This is a critical vulnerability if you are using a WS-Security UsernameToken
or a SOAP message signature via the WSS4JInInterceptor to authenticate users
for a simple SOAP service. Please note that this advisory does not apply if
you are using WS-SecurityPolicy to secure the service, as the relevant policies
will not be asserted. Also note that this attack is only applicable to
relatively simple services that can be mapped to a URI via the URIMappingInterceptor.
Although this issue is fixed in CXF 2.5.8, 2.6.5 and 2.7.2, due to a separate
security vulnerability (CVE-2013-0239), CXF users should upgrade to either 2.5.9, 2.6.6, or 2.7.3.
A security advisory has been issued in relation to an authentication bypass involving a UsernameToken WS-SecurityPolicy requirement. If a UsernameToken element is sent with no password child element, then authentication is bypassed by default. This is due to the use-case of supporting deriving keys from a UsernameToken, where a password element would not be sent in the token.
The vulnerability does not apply in any of the following circumstances:
- You are using a custom UsernameTokenValidator which does not allow the 'verifyUnknownPassword' use-case, or that otherwise insists that a password must be present in the token (such as the 'JAASUsernameTokenValidator' in WSS4J).
- You are using a 'sp:HashPassword' policy that requires a hashed password to be present in the token.

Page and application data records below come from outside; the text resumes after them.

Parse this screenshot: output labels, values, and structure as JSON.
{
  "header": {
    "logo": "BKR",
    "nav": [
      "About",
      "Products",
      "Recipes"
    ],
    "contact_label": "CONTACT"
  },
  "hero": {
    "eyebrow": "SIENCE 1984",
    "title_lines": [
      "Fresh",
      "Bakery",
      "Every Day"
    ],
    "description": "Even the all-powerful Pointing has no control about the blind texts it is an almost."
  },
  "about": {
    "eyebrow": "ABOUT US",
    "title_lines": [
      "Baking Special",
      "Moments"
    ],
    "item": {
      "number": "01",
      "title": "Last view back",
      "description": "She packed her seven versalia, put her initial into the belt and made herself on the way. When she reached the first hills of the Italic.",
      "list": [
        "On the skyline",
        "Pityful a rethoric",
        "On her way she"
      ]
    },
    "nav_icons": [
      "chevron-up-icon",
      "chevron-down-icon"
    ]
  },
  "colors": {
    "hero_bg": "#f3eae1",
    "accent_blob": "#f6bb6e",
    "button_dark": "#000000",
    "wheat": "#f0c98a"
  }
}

- You are using the older style of configuring WS-Security without using WS-SecurityPolicy.
authenticate users, and if neither points a) nor b) apply, then you must
upgrade to either CXF 2.5.9, 2.6.6 or 2.7.3, or else configure a custom
UsernameTokenValidator implementation to insist that a password element must
3) Note on CVE-2011-2487
A security advisory 'note' was also published to the CXF Security Advisories page, giving details on an attack against XML Encryption that affects users of older versions of CXF (prior to 2.5.3 and 2.4.7). It carries the following recommendation:
It is recommended that the use of the RSA v1.5 key transport algorithm be discontinued. Instead the RSA-OAEP key transport algorithm should be used. This algorithm is used by default from WSS4J 1.6.8 onwards. If you are using WS-SecurityPolicy, then make sure not to use the AlgorithmSuite policies ending in "Rsa15.